Past summer vacation I went trail hiking in the mountains. Already during the first walk, I found out that one of my travel companions was obsessed with topographic map reading. As such he was certainly of great help for planning the excursion and keeping the herd on track.
But, untrained as I was (and maybe getting a bit older and slower too), this same person also turned out to be a major source of irritation. I can assure you that it is frustrating to be constantly trailing 100 meters behind a self-declared leader, who is only concentrating on his map and not paying attention to the folks that aren’t able to keep up with his pace – and as such getting (literally and figuratively) disconnected from the group.
Unfortunately, I have seen the same happen with professional speakers too. Though they carefully prepared their slides and rehearsed their presentation, they neglected to pay attention to the (non-verbal) feedback from the people in the room.
So, here’s a piece of advice to all business presenters: your audience is far more important than your slide deck. Pause, repeat and summarize often. And slow down your talk when people start dropping out.

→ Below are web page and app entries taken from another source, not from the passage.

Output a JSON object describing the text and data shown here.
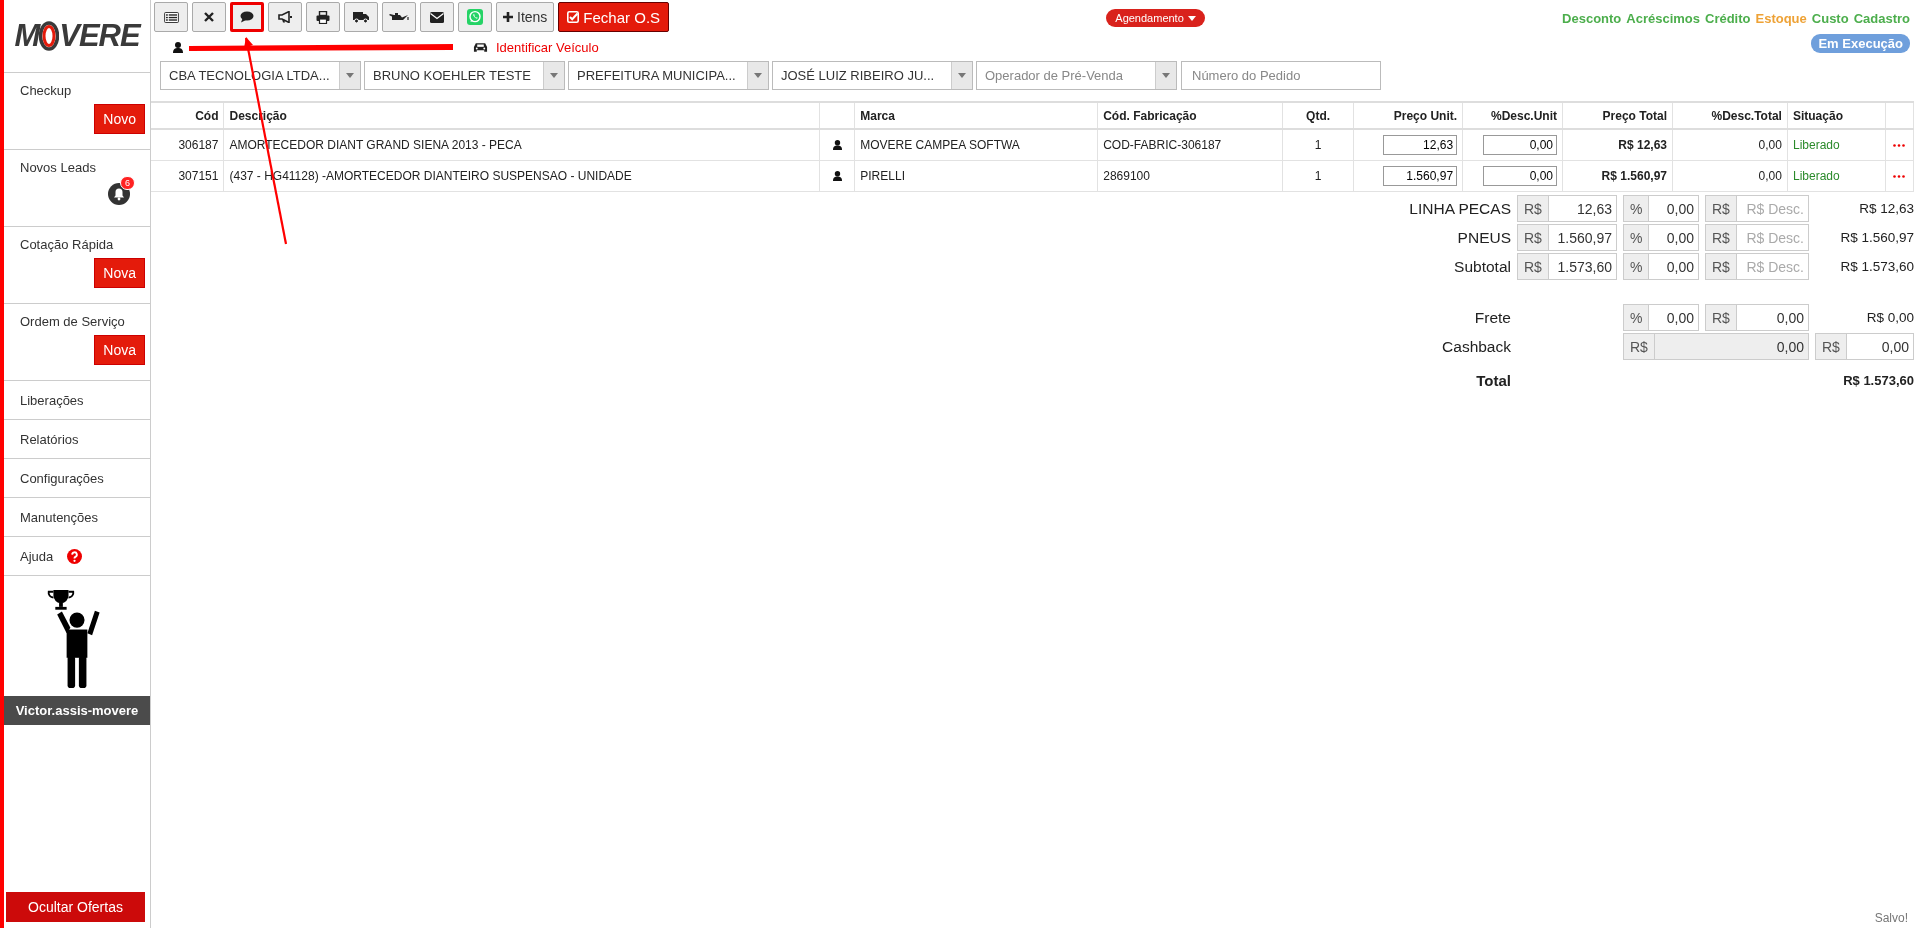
{
  "logo": {
    "before": "M",
    "after": "VERE"
  },
  "sidebar": {
    "items": [
      {
        "label": "Checkup",
        "kind": "action",
        "action": "Novo"
      },
      {
        "label": "Novos Leads",
        "kind": "bell",
        "badge": "6"
      },
      {
        "label": "Cotação Rápida",
        "kind": "action",
        "action": "Nova"
      },
      {
        "label": "Ordem de Serviço",
        "kind": "action",
        "action": "Nova"
      },
      {
        "label": "Liberações",
        "kind": "link"
      },
      {
        "label": "Relatórios",
        "kind": "link"
      },
      {
        "label": "Configurações",
        "kind": "link"
      },
      {
        "label": "Manutenções",
        "kind": "link"
      },
      {
        "label": "Ajuda",
        "kind": "help"
      }
    ],
    "user": "Victor.assis-movere",
    "hide_offers_button": "Ocultar Ofertas"
  },
  "toolbar": [
    {
      "kind": "list",
      "highlighted": false
    },
    {
      "kind": "close",
      "highlighted": false
    },
    {
      "kind": "comment",
      "highlighted": true
    },
    {
      "kind": "megaphone",
      "highlighted": false
    },
    {
      "kind": "print",
      "highlighted": false
    },
    {
      "kind": "truck",
      "highlighted": false
    },
    {
      "kind": "oil",
      "highlighted": false
    },
    {
      "kind": "mail",
      "highlighted": false
    },
    {
      "kind": "whatsapp",
      "highlighted": false
    },
    {
      "kind": "add",
      "label": "Itens",
      "highlighted": false
    },
    {
      "kind": "close_order",
      "label": "Fechar O.S",
      "highlighted": false
    }
  ],
  "schedule_button": "Agendamento",
  "top_links": [
    {
      "label": "Desconto",
      "color": "#4cae4c"
    },
    {
      "label": "Acréscimos",
      "color": "#4cae4c"
    },
    {
      "label": "Crédito",
      "color": "#4cae4c"
    },
    {
      "label": "Estoque",
      "color": "#eea236"
    },
    {
      "label": "Custo",
      "color": "#4cae4c"
    },
    {
      "label": "Cadastro",
      "color": "#4cae4c"
    }
  ],
  "status_badge": "Em Execução",
  "vehicle_link": "Identificar Veículo",
  "selects": [
    {
      "value": "CBA TECNOLOGIA LTDA..."
    },
    {
      "value": "BRUNO KOEHLER TESTE"
    },
    {
      "value": "PREFEITURA MUNICIPA..."
    },
    {
      "value": "JOSÉ LUIZ RIBEIRO JU..."
    },
    {
      "placeholder": "Operador de Pré-Venda"
    }
  ],
  "order_number": {
    "placeholder": "Número do Pedido"
  },
  "table": {
    "columns": [
      {
        "label": "Cód",
        "kind": "text"
      },
      {
        "label": "Descrição",
        "kind": "text"
      },
      {
        "kind": "icon"
      },
      {
        "label": "Marca",
        "kind": "text"
      },
      {
        "label": "Cód. Fabricação",
        "kind": "text"
      },
      {
        "label": "Qtd.",
        "kind": "text"
      },
      {
        "label": "Preço Unit.",
        "kind": "text"
      },
      {
        "label": "%Desc.Unit",
        "kind": "text"
      },
      {
        "label": "Preço Total",
        "kind": "text"
      },
      {
        "label": "%Desc.Total",
        "kind": "text"
      },
      {
        "label": "Situação",
        "kind": "text"
      },
      {
        "kind": "actions"
      }
    ],
    "rows": [
      {
        "code": "306187",
        "description": "AMORTECEDOR DIANT GRAND SIENA 2013 - PECA",
        "brand": "MOVERE CAMPEA SOFTWA",
        "manufacturer_code": "COD-FABRIC-306187",
        "qty": "1",
        "unit_price": "12,63",
        "unit_discount": "0,00",
        "total_price": "R$ 12,63",
        "total_discount": "0,00",
        "status": "Liberado"
      },
      {
        "code": "307151",
        "description": "(437 - HG41128) -AMORTECEDOR DIANTEIRO SUSPENSAO - UNIDADE",
        "brand": "PIRELLI",
        "manufacturer_code": "2869100",
        "qty": "1",
        "unit_price": "1.560,97",
        "unit_discount": "0,00",
        "total_price": "R$ 1.560,97",
        "total_discount": "0,00",
        "status": "Liberado"
      }
    ]
  },
  "totals": {
    "lines": [
      {
        "label": "LINHA PECAS",
        "amount": {
          "prefix": "R$",
          "value": "12,63"
        },
        "percent": {
          "prefix": "%",
          "value": "0,00"
        },
        "discount": {
          "prefix": "R$",
          "placeholder": "R$ Desc."
        },
        "result": "R$ 12,63"
      },
      {
        "label": "PNEUS",
        "amount": {
          "prefix": "R$",
          "value": "1.560,97"
        },
        "percent": {
          "prefix": "%",
          "value": "0,00"
        },
        "discount": {
          "prefix": "R$",
          "placeholder": "R$ Desc."
        },
        "result": "R$ 1.560,97"
      },
      {
        "label": "Subtotal",
        "amount": {
          "prefix": "R$",
          "value": "1.573,60"
        },
        "percent": {
          "prefix": "%",
          "value": "0,00"
        },
        "discount": {
          "prefix": "R$",
          "placeholder": "R$ Desc."
        },
        "result": "R$ 1.573,60"
      }
    ],
    "freight": {
      "label": "Frete",
      "percent": {
        "prefix": "%",
        "value": "0,00"
      },
      "amount": {
        "prefix": "R$",
        "value": "0,00"
      },
      "result": "R$ 0,00"
    },
    "cashback": {
      "label": "Cashback",
      "balance": {
        "prefix": "R$",
        "value": "0,00",
        "disabled": true
      },
      "amount": {
        "prefix": "R$",
        "value": "0,00"
      }
    },
    "total": {
      "label": "Total",
      "value": "R$ 1.573,60"
    }
  },
  "save_status": "Salvo!"
}
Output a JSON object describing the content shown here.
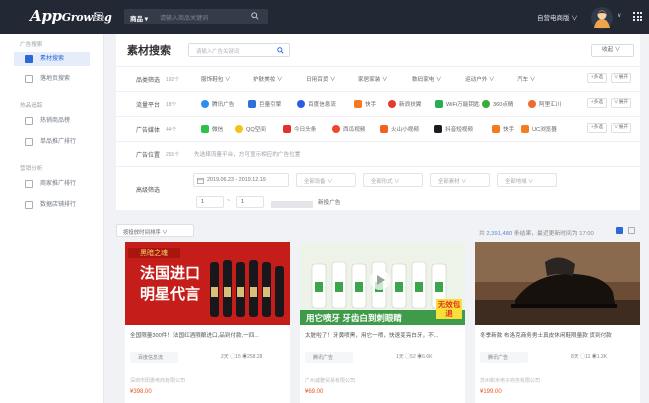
{
  "header": {
    "logo_main": "App",
    "logo_sub": "Growing",
    "search_select": "商品 ▾",
    "search_placeholder": "请输入商品关键词",
    "mode_label": "自营电商版 ∨",
    "user_arrow": "∨"
  },
  "sidebar": {
    "groups": [
      {
        "title": "广告搜索",
        "items": [
          {
            "label": "素材搜索",
            "active": true
          },
          {
            "label": "落地页搜索",
            "active": false
          }
        ]
      },
      {
        "title": "热品追踪",
        "items": [
          {
            "label": "热销商品榜",
            "active": false
          },
          {
            "label": "单品推广排行",
            "active": false
          }
        ]
      },
      {
        "title": "营销分析",
        "items": [
          {
            "label": "商家推广排行",
            "active": false
          },
          {
            "label": "数据店铺排行",
            "active": false
          }
        ]
      }
    ]
  },
  "panel": {
    "title": "素材搜索",
    "search_placeholder": "请输入广告关键词",
    "collapse_label": "收起 ∨",
    "filters": [
      {
        "label": "品类筛选",
        "count": "192个",
        "options": [
          "服饰鞋包 ∨",
          "护肤美妆 ∨",
          "日用百货 ∨",
          "家居家装 ∨",
          "数码家电 ∨",
          "运动户外 ∨",
          "汽车 ∨"
        ],
        "more": "+多选",
        "expand": "∨展开"
      },
      {
        "label": "流量平台",
        "count": "18个",
        "options": [
          "腾讯广告",
          "巨量引擎",
          "百度信息流",
          "快手",
          "新浪扶翼",
          "WiFi万能钥匙",
          "360点睛",
          "阿里汇川"
        ],
        "more": "+多选",
        "expand": "∨展开"
      },
      {
        "label": "广告媒体",
        "count": "44个",
        "options": [
          "微信",
          "QQ空间",
          "今日头条",
          "西瓜视频",
          "火山小视频",
          "抖音短视频",
          "快手",
          "UC浏览器"
        ],
        "more": "+多选",
        "expand": "∨展开"
      },
      {
        "label": "广告位置",
        "count": "291个",
        "hint": "先选择流量平台，方可显示相应的广告位置"
      }
    ],
    "advanced": {
      "label": "高级筛选",
      "date_range": "2019.06.23  -  2019.12.19",
      "selects": [
        "全部设备 ∨",
        "全部形式 ∨",
        "全部素材 ∨",
        "全部地域 ∨"
      ],
      "range_from": "1",
      "range_sep": "~",
      "range_to": "1",
      "new_ads": "新投广告"
    }
  },
  "results": {
    "sort_label": "按投放时间排序 ∨",
    "stat_prefix": "共",
    "stat_count": "2,391,480",
    "stat_suffix": "条结果，最近更新时间为 17:00"
  },
  "cards": [
    {
      "img_text_top": "黑暗之魂",
      "img_text_1": "法国进口",
      "img_text_2": "明星代言",
      "title": "全国限量300件！法国红酒限酿进口,品到付款,一四...",
      "tag": "百度信息流",
      "stats": "2天  ◯15  ◉258.28",
      "advertiser": "深圳市阳惠电商有限公司",
      "price": "¥398.00"
    },
    {
      "img_text_1": "用它喷牙 牙齿白到刺眼睛",
      "img_badge": "无效包退",
      "title": "太脏啦了！牙黄喷黑，用它一喷，快速变亮白牙，不...",
      "tag": "腾讯广告",
      "stats": "1天  ◯52  ◉6.6K",
      "advertiser": "广州诚雅贸易有限公司",
      "price": "¥69.00"
    },
    {
      "title": "冬季新款 布洛克商务男士真皮休闲鞋限量款 货到付款",
      "tag": "腾讯广告",
      "stats": "8天  ◯11  ◉1.3K",
      "advertiser": "苏州新禾电子商务有限公司",
      "price": "¥199.00"
    }
  ],
  "colors": {
    "header_bg": "#222834",
    "accent": "#2d67d8",
    "price": "#e8551e",
    "card1_bg": "#c9201c",
    "card2_bg": "#3f9a4a"
  }
}
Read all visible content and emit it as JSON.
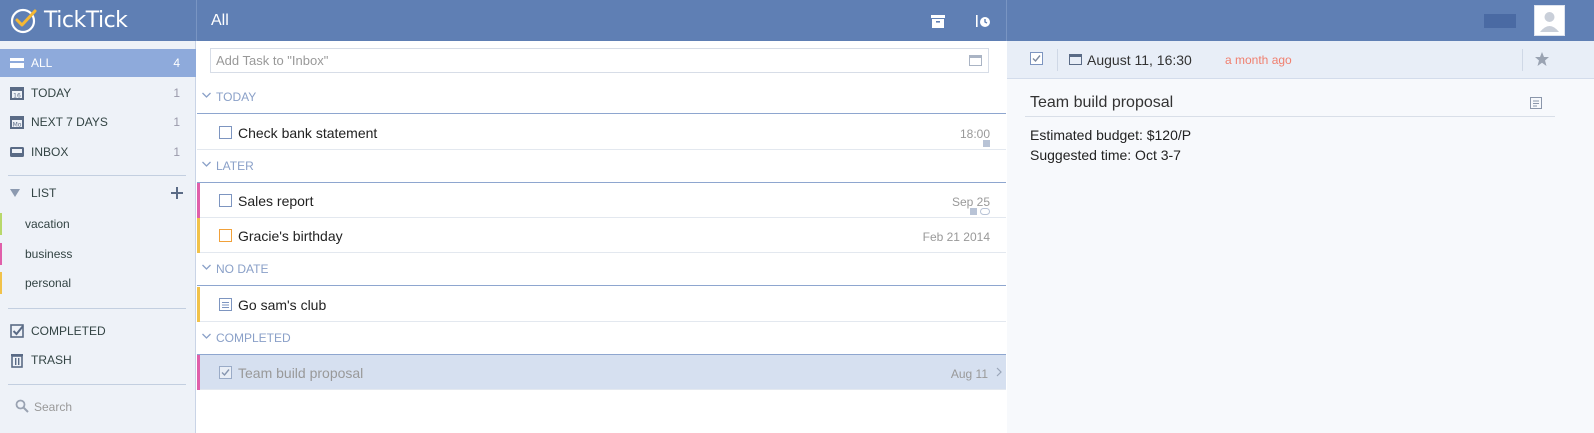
{
  "app": {
    "name": "TickTick"
  },
  "header": {
    "title": "All"
  },
  "sidebar": {
    "nav": [
      {
        "label": "ALL",
        "count": "4",
        "icon": "inbox-tray-icon"
      },
      {
        "label": "TODAY",
        "count": "1",
        "icon": "calendar-today-icon"
      },
      {
        "label": "NEXT 7 DAYS",
        "count": "1",
        "icon": "calendar-week-icon"
      },
      {
        "label": "INBOX",
        "count": "1",
        "icon": "inbox-icon"
      }
    ],
    "list_header": "LIST",
    "lists": [
      {
        "label": "vacation",
        "color": "#b8d86b"
      },
      {
        "label": "business",
        "color": "#e05faa"
      },
      {
        "label": "personal",
        "color": "#f1c24a"
      }
    ],
    "bottom": [
      {
        "label": "COMPLETED",
        "icon": "checkbox-icon"
      },
      {
        "label": "TRASH",
        "icon": "trash-icon"
      }
    ],
    "search_placeholder": "Search"
  },
  "tasklist": {
    "add_placeholder": "Add Task to \"Inbox\"",
    "sections": [
      {
        "label": "TODAY"
      },
      {
        "label": "LATER"
      },
      {
        "label": "NO DATE"
      },
      {
        "label": "COMPLETED"
      }
    ],
    "tasks": [
      {
        "title": "Check bank statement",
        "date": "18:00",
        "bar_color": ""
      },
      {
        "title": "Sales report",
        "date": "Sep 25",
        "bar_color": "#e05faa"
      },
      {
        "title": "Gracie's birthday",
        "date": "Feb 21 2014",
        "bar_color": "#f1c24a"
      },
      {
        "title": "Go sam's club",
        "date": "",
        "bar_color": "#f1c24a"
      },
      {
        "title": "Team build proposal",
        "date": "Aug 11",
        "bar_color": "#e05faa"
      }
    ]
  },
  "detail": {
    "date": "August 11, 16:30",
    "ago": "a month ago",
    "title": "Team build proposal",
    "body_lines": [
      "Estimated budget: $120/P",
      "Suggested time: Oct 3-7"
    ]
  },
  "colors": {
    "accent": "#5f7fb4",
    "active_nav": "#8eaadb",
    "overdue": "#f07f6e"
  }
}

And for my hiking buddy, there are also some leadership lessons to take away: don’t waste your energy scrutinously executing a plan, when your associates are not at the same speed (yet). Walk on, but don’t forget to look back from time to time!
- Am I Hiking Too Fast For You? (by Brendan Leonard)
- 6 Reasons Your Audience Is Ignoring Your Presentation (by Jeanne Trojan)
- What to do when you’re losing your audience (by Olivia Mitchell)
- Three Differences Between Managers and Leaders (by Vineet Nayar)
- P+R (by me)